_Problem to work on_
Within the records below, repeat each line exactly but keep every picture out of the copy.

_Material provided_

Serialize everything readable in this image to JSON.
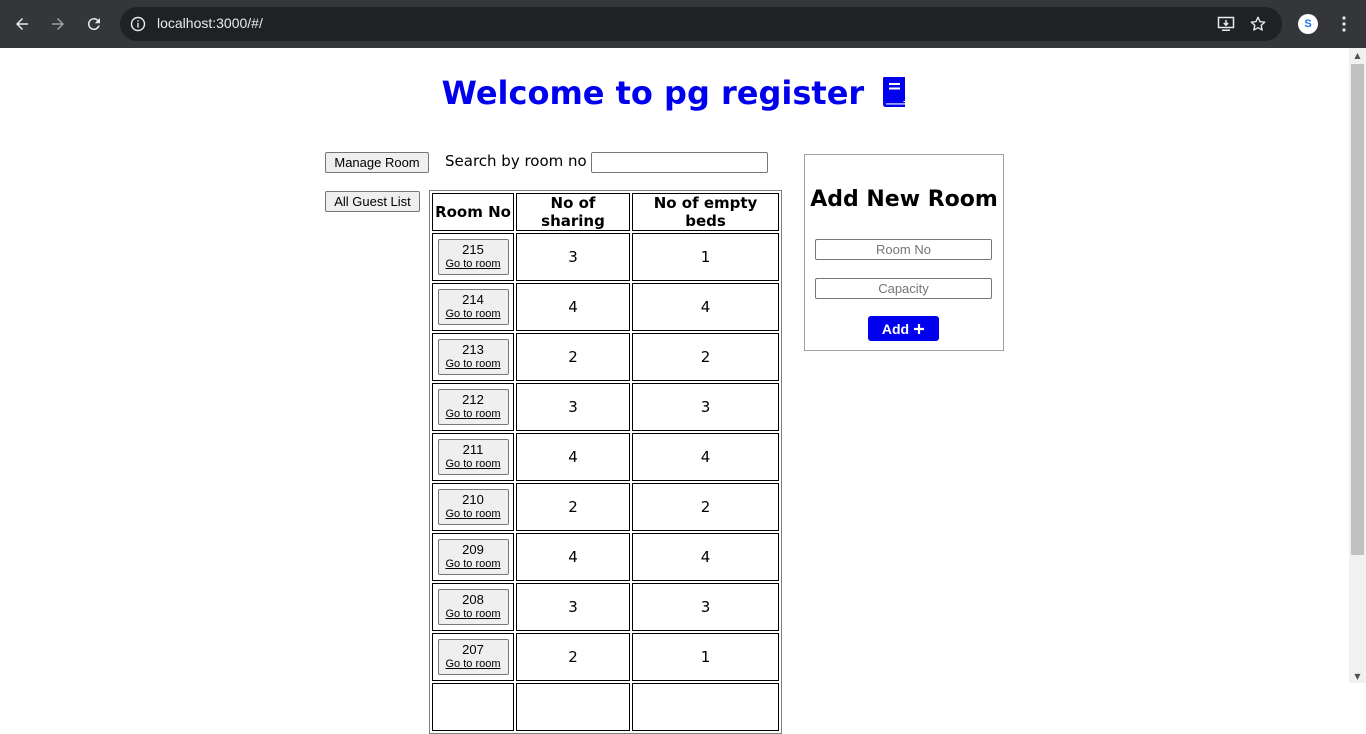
{
  "browser": {
    "url": "localhost:3000/#/"
  },
  "page": {
    "title": "Welcome to pg register",
    "manage_room_label": "Manage Room",
    "all_guest_list_label": "All Guest List",
    "search_label": "Search by room no :",
    "search_value": ""
  },
  "table": {
    "headers": [
      "Room No",
      "No of sharing",
      "No of empty beds"
    ],
    "go_to_room_label": "Go to room",
    "rows": [
      {
        "room": "215",
        "sharing": "3",
        "empty": "1"
      },
      {
        "room": "214",
        "sharing": "4",
        "empty": "4"
      },
      {
        "room": "213",
        "sharing": "2",
        "empty": "2"
      },
      {
        "room": "212",
        "sharing": "3",
        "empty": "3"
      },
      {
        "room": "211",
        "sharing": "4",
        "empty": "4"
      },
      {
        "room": "210",
        "sharing": "2",
        "empty": "2"
      },
      {
        "room": "209",
        "sharing": "4",
        "empty": "4"
      },
      {
        "room": "208",
        "sharing": "3",
        "empty": "3"
      },
      {
        "room": "207",
        "sharing": "2",
        "empty": "1"
      },
      {
        "room": "",
        "sharing": "",
        "empty": ""
      }
    ]
  },
  "add_room": {
    "title": "Add New Room",
    "room_no_placeholder": "Room No",
    "capacity_placeholder": "Capacity",
    "add_label": "Add"
  },
  "colors": {
    "accent": "#0000ee",
    "chrome_bg": "#35363a",
    "omnibox_bg": "#202124"
  },
  "icons": [
    "back-arrow-icon",
    "forward-arrow-icon",
    "reload-icon",
    "site-info-icon",
    "install-app-icon",
    "bookmark-star-icon",
    "profile-avatar-icon",
    "more-menu-icon",
    "book-icon",
    "plus-icon"
  ]
}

_Output for this task_
Serialize everything readable in this image to JSON.
{
  "browser": {
    "url": "localhost:3000/#/"
  },
  "page": {
    "title": "Welcome to pg register",
    "manage_room_label": "Manage Room",
    "all_guest_list_label": "All Guest List",
    "search_label": "Search by room no :",
    "search_value": ""
  },
  "table": {
    "headers": [
      "Room No",
      "No of sharing",
      "No of empty beds"
    ],
    "go_to_room_label": "Go to room",
    "rows": [
      {
        "room": "215",
        "sharing": "3",
        "empty": "1"
      },
      {
        "room": "214",
        "sharing": "4",
        "empty": "4"
      },
      {
        "room": "213",
        "sharing": "2",
        "empty": "2"
      },
      {
        "room": "212",
        "sharing": "3",
        "empty": "3"
      },
      {
        "room": "211",
        "sharing": "4",
        "empty": "4"
      },
      {
        "room": "210",
        "sharing": "2",
        "empty": "2"
      },
      {
        "room": "209",
        "sharing": "4",
        "empty": "4"
      },
      {
        "room": "208",
        "sharing": "3",
        "empty": "3"
      },
      {
        "room": "207",
        "sharing": "2",
        "empty": "1"
      },
      {
        "room": "",
        "sharing": "",
        "empty": ""
      }
    ]
  },
  "add_room": {
    "title": "Add New Room",
    "room_no_placeholder": "Room No",
    "capacity_placeholder": "Capacity",
    "add_label": "Add"
  },
  "colors": {
    "accent": "#0000ee",
    "chrome_bg": "#35363a",
    "omnibox_bg": "#202124"
  },
  "icons": [
    "back-arrow-icon",
    "forward-arrow-icon",
    "reload-icon",
    "site-info-icon",
    "install-app-icon",
    "bookmark-star-icon",
    "profile-avatar-icon",
    "more-menu-icon",
    "book-icon",
    "plus-icon"
  ]
}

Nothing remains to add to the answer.